But enough about the restaurant–you’re here for the milkshake. Well, folks, it was great. It’s definitely spicy, but not overwhelmingly so–there’s far too much milk and ice cream for the spice to be overbearing. Instead, it’s creamy, and it tastes strongly of vanilla and ginger. The depth of the shakes’s coffee ice cream base ensures that it isn’t overly sweet. But the best part is that the shake’s coldness prevents the spicy pepper from settling in your moth or throat. The spiciness travels quickly down to your chest, so even as you drink a freezing beverage, you’re warmed from the inside out, as though you were drinking coffee or whiskey.
According to Jim, the shake’s warmth was something of a happy accident. He’d always intended to create cold weather milkshakes, and thought that adding some spice would make the cold drinks suitable for equally cold weather–hence the sriracha and Mexican hot chocolate flavored milkshakes. He didn’t imagine that a shake could warm you from the inside out, but we should all cheer for his discovery. It’s seems paradoxical, but his spicy milkshakes really are the perfect beverage for wintery days.
So to conclude, I urge you to get to Pallookaville as fast as you can. You’ll probably see me there–I mean, there are so many milkshakes left to try. You know I can never pass up a milkshake, particularly when it’s this good.
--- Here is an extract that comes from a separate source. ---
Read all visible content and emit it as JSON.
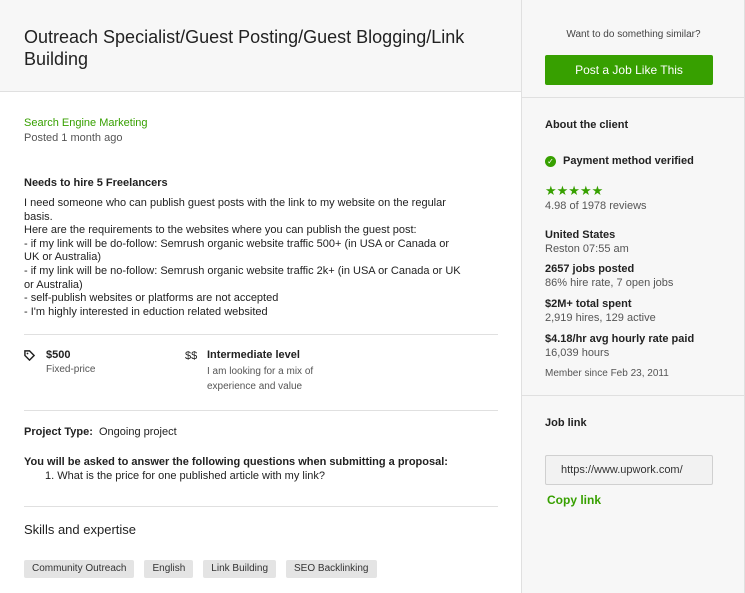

From the Woblet blog, November 22, 2013. Read it at Woblet.